The code we used

#include <iostream>
#include <assert.h>
#include <pthread.h>
#include <stdint.h>
#include <stdlib.h>
#include <unistd.h>

static int
s_random_int( int max)
{
    return rand() / ( RAND_MAX + 1.0) * max;
}

static int  s_value = 0;

static pthread_mutex_t  s_mutex = PTHREAD_MUTEX_INITIALIZER;

static void*
s_threadfn( void*)
{
    for ( int it=0;; ++it)
    {
        pthread_mutex_lock( &s_mutex);
        if ( it % (10*1000) == 0)
        {
            std::cout << __FUNCTION__ << ": it=" << it << "\n";
        }
        /* Increment <s_value>. Should be safe because we own s_mutex. */
        int old_value = s_value;
        int a = s_random_int( 5);
        s_value += a;
        assert( s_value == old_value + a);
        pthread_mutex_unlock( &s_mutex);
    }
    return NULL;
}

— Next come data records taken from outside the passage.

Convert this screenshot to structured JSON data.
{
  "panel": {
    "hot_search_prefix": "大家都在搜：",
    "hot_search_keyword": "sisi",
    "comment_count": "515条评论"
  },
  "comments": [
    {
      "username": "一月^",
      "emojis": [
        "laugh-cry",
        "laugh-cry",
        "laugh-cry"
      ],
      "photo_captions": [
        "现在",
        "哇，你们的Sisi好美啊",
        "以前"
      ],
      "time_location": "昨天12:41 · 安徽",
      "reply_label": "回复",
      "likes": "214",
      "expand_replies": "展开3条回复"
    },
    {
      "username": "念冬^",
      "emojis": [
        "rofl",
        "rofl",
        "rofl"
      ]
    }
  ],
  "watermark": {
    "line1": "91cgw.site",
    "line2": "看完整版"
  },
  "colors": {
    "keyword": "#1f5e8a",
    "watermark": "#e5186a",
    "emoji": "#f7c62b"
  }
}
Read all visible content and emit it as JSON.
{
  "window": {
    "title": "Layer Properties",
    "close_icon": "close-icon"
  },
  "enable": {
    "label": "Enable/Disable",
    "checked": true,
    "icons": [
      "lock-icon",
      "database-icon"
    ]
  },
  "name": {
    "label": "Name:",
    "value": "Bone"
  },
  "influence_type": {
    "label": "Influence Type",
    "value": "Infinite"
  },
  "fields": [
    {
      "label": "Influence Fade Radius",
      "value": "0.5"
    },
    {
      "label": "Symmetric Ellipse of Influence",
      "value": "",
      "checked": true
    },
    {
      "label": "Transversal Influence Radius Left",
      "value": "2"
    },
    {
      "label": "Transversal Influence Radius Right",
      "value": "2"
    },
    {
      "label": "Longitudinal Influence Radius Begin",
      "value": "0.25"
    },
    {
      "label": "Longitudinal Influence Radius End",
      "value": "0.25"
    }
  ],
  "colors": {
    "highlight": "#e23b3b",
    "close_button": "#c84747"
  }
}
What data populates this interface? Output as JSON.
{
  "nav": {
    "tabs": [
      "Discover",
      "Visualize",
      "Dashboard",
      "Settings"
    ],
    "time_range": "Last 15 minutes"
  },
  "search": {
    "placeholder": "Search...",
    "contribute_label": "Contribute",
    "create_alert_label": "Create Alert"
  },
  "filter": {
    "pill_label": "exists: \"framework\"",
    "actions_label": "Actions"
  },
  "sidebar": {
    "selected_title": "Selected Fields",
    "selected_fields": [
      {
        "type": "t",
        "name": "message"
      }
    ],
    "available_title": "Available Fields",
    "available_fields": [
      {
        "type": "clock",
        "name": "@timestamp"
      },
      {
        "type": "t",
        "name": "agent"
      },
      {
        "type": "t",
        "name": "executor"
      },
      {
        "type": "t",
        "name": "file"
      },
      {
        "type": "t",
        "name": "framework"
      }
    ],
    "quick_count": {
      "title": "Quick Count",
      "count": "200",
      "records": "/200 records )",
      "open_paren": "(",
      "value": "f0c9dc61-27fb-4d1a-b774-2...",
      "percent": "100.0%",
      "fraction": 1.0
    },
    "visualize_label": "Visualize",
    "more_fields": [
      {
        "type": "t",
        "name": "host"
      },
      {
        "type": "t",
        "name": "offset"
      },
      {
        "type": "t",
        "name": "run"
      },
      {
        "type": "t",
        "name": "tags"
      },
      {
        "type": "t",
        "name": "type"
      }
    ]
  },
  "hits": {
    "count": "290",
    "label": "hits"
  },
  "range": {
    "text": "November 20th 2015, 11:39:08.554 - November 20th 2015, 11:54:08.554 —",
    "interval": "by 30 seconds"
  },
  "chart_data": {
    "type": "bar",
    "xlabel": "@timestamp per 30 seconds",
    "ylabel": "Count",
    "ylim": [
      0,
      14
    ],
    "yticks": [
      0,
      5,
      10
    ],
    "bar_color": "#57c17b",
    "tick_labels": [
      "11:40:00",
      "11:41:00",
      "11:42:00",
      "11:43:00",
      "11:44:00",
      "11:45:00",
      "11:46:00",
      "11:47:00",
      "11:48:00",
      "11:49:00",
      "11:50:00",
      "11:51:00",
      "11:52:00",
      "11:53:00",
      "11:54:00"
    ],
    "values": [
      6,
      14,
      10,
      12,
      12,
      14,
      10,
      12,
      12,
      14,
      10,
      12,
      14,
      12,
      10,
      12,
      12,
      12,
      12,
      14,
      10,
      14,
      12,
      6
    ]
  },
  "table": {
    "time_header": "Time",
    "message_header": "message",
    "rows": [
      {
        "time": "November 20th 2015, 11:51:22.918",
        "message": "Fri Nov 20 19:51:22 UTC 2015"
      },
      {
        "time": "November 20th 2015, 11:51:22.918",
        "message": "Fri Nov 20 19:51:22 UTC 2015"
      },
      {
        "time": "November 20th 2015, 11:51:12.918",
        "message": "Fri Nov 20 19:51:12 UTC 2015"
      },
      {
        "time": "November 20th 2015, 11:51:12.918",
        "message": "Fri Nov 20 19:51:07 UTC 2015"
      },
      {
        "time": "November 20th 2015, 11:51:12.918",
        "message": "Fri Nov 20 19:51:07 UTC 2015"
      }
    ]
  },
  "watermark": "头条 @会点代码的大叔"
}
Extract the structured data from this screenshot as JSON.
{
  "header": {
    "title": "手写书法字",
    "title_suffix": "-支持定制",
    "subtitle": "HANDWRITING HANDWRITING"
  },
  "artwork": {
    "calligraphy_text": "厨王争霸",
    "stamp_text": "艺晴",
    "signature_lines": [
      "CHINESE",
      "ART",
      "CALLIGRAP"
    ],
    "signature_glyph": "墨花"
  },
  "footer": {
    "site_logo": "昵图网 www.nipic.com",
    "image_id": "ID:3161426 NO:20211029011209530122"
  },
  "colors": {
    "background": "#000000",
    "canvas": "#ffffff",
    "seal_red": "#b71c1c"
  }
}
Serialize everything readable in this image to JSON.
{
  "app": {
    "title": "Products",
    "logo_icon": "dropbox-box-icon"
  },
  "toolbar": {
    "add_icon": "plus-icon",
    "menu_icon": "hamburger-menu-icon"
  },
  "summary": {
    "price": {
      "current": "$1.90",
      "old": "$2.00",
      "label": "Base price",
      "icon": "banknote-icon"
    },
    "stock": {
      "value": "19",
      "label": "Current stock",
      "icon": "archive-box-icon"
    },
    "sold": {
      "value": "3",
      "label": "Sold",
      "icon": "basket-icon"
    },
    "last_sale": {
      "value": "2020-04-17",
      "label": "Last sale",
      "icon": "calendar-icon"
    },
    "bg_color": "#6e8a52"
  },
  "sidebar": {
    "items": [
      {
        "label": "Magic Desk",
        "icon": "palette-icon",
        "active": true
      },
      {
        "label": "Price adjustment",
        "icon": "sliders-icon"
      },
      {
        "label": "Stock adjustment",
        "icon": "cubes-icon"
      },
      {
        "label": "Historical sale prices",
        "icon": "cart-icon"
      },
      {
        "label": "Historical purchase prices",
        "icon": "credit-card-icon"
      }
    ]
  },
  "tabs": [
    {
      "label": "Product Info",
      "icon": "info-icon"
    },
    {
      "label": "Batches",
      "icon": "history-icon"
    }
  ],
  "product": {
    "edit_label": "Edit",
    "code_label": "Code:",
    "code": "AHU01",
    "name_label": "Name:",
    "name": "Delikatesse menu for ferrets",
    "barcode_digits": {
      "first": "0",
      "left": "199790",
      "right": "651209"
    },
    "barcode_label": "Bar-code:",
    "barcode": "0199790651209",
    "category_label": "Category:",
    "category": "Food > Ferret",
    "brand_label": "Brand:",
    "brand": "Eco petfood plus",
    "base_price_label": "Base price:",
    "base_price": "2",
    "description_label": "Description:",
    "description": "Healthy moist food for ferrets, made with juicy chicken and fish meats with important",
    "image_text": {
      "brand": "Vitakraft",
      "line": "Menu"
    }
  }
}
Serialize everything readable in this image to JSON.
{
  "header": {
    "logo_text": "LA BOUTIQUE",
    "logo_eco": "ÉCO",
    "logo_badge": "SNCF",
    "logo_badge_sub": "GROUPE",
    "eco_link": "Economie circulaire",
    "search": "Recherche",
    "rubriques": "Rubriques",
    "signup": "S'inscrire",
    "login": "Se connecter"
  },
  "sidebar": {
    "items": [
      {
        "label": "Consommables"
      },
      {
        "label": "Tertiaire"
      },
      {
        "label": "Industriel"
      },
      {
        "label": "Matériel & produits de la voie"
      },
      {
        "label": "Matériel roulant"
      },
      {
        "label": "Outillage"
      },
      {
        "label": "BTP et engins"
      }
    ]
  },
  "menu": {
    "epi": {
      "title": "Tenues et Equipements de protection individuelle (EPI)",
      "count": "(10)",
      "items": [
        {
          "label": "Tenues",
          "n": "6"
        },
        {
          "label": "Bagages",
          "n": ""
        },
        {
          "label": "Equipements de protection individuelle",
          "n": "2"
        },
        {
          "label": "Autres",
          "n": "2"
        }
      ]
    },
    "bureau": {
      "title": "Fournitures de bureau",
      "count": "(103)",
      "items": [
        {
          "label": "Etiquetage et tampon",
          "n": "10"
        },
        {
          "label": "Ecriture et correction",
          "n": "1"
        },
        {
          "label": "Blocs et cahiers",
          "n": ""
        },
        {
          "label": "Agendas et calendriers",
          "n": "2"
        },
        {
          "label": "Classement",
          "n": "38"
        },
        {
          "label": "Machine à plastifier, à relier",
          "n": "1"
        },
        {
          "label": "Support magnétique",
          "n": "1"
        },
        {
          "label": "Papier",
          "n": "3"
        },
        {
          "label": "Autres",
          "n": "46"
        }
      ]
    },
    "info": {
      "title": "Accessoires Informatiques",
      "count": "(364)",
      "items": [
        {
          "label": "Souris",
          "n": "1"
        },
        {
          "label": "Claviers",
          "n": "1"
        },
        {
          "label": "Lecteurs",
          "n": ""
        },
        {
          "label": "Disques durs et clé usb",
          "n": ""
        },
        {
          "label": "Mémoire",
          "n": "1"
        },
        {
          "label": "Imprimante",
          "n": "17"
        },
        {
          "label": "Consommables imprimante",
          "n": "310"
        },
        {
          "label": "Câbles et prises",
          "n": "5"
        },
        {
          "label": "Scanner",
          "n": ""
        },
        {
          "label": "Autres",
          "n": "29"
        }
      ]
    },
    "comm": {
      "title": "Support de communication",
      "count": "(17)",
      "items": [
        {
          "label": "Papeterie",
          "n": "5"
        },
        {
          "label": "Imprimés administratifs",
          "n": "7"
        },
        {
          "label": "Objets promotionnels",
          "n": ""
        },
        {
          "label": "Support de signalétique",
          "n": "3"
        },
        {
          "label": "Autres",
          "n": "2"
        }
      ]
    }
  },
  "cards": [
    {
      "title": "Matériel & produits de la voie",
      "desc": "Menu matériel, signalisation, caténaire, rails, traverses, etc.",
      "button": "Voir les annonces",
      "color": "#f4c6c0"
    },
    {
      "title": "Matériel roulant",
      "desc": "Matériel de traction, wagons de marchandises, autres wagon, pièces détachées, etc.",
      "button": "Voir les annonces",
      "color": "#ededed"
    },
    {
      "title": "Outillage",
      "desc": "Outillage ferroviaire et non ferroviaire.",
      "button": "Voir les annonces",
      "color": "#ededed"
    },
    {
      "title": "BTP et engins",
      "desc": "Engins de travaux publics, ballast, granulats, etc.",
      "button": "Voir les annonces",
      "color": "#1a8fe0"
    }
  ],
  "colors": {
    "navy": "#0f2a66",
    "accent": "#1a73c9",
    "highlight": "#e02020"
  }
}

static void*
s_threadfn2( void*)
{
    for ( int it=0;; ++it)
    {
        if ( it % (100) == 0)
        {
            std::cout << __FUNCTION__ << ": it=" << it << "\n";
        }
        s_value += 1;   /* Unsafe. */
        usleep(10*1000);
    }
    return NULL;
}

int
main()
{
    pthread_t   t1;
    pthread_t   t2;
    pthread_t   t3;
    pthread_create( &t1, NULL, s_threadfn, NULL);
    pthread_create( &t2, NULL, s_threadfn, NULL);
    pthread_create( &t3, NULL, s_threadfn2, NULL);

    pthread_join( t1, NULL);
    pthread_join( t2, NULL);
    pthread_join( t3, NULL);

    return 0;
}